- **Prompt**:
Leave out the images and set down the records below exactly.

[Data about app and page elements]
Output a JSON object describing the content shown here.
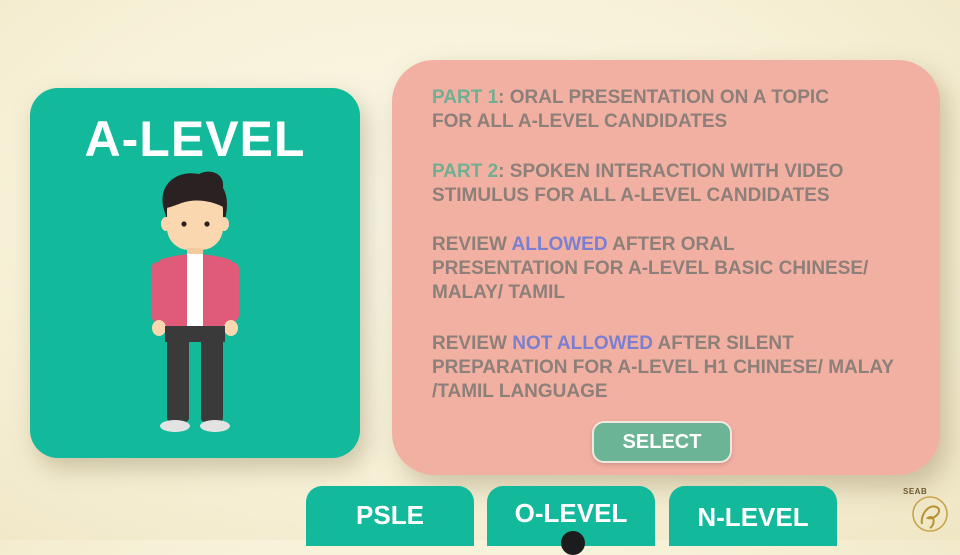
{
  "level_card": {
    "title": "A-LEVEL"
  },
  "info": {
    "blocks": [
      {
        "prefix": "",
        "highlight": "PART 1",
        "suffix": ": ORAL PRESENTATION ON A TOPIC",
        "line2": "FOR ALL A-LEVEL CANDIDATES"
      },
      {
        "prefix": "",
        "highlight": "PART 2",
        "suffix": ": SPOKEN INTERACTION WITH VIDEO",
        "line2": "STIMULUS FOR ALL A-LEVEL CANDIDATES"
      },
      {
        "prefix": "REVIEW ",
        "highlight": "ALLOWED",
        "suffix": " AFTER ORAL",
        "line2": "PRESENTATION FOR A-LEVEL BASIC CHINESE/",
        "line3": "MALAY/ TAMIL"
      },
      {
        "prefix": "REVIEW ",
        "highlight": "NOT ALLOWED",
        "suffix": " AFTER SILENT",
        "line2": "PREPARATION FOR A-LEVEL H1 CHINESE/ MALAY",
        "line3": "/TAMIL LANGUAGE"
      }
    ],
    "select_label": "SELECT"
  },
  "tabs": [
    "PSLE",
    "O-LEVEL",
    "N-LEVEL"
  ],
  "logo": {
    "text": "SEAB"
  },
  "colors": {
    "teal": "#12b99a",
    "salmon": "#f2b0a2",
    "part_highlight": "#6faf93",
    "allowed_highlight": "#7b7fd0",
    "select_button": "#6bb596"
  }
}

- **Task result**:
Output a JSON object describing the content shown here.
{
  "level_card": {
    "title": "A-LEVEL"
  },
  "info": {
    "blocks": [
      {
        "prefix": "",
        "highlight": "PART 1",
        "suffix": ": ORAL PRESENTATION ON A TOPIC",
        "line2": "FOR ALL A-LEVEL CANDIDATES"
      },
      {
        "prefix": "",
        "highlight": "PART 2",
        "suffix": ": SPOKEN INTERACTION WITH VIDEO",
        "line2": "STIMULUS FOR ALL A-LEVEL CANDIDATES"
      },
      {
        "prefix": "REVIEW ",
        "highlight": "ALLOWED",
        "suffix": " AFTER ORAL",
        "line2": "PRESENTATION FOR A-LEVEL BASIC CHINESE/",
        "line3": "MALAY/ TAMIL"
      },
      {
        "prefix": "REVIEW ",
        "highlight": "NOT ALLOWED",
        "suffix": " AFTER SILENT",
        "line2": "PREPARATION FOR A-LEVEL H1 CHINESE/ MALAY",
        "line3": "/TAMIL LANGUAGE"
      }
    ],
    "select_label": "SELECT"
  },
  "tabs": [
    "PSLE",
    "O-LEVEL",
    "N-LEVEL"
  ],
  "logo": {
    "text": "SEAB"
  },
  "colors": {
    "teal": "#12b99a",
    "salmon": "#f2b0a2",
    "part_highlight": "#6faf93",
    "allowed_highlight": "#7b7fd0",
    "select_button": "#6bb596"
  }
}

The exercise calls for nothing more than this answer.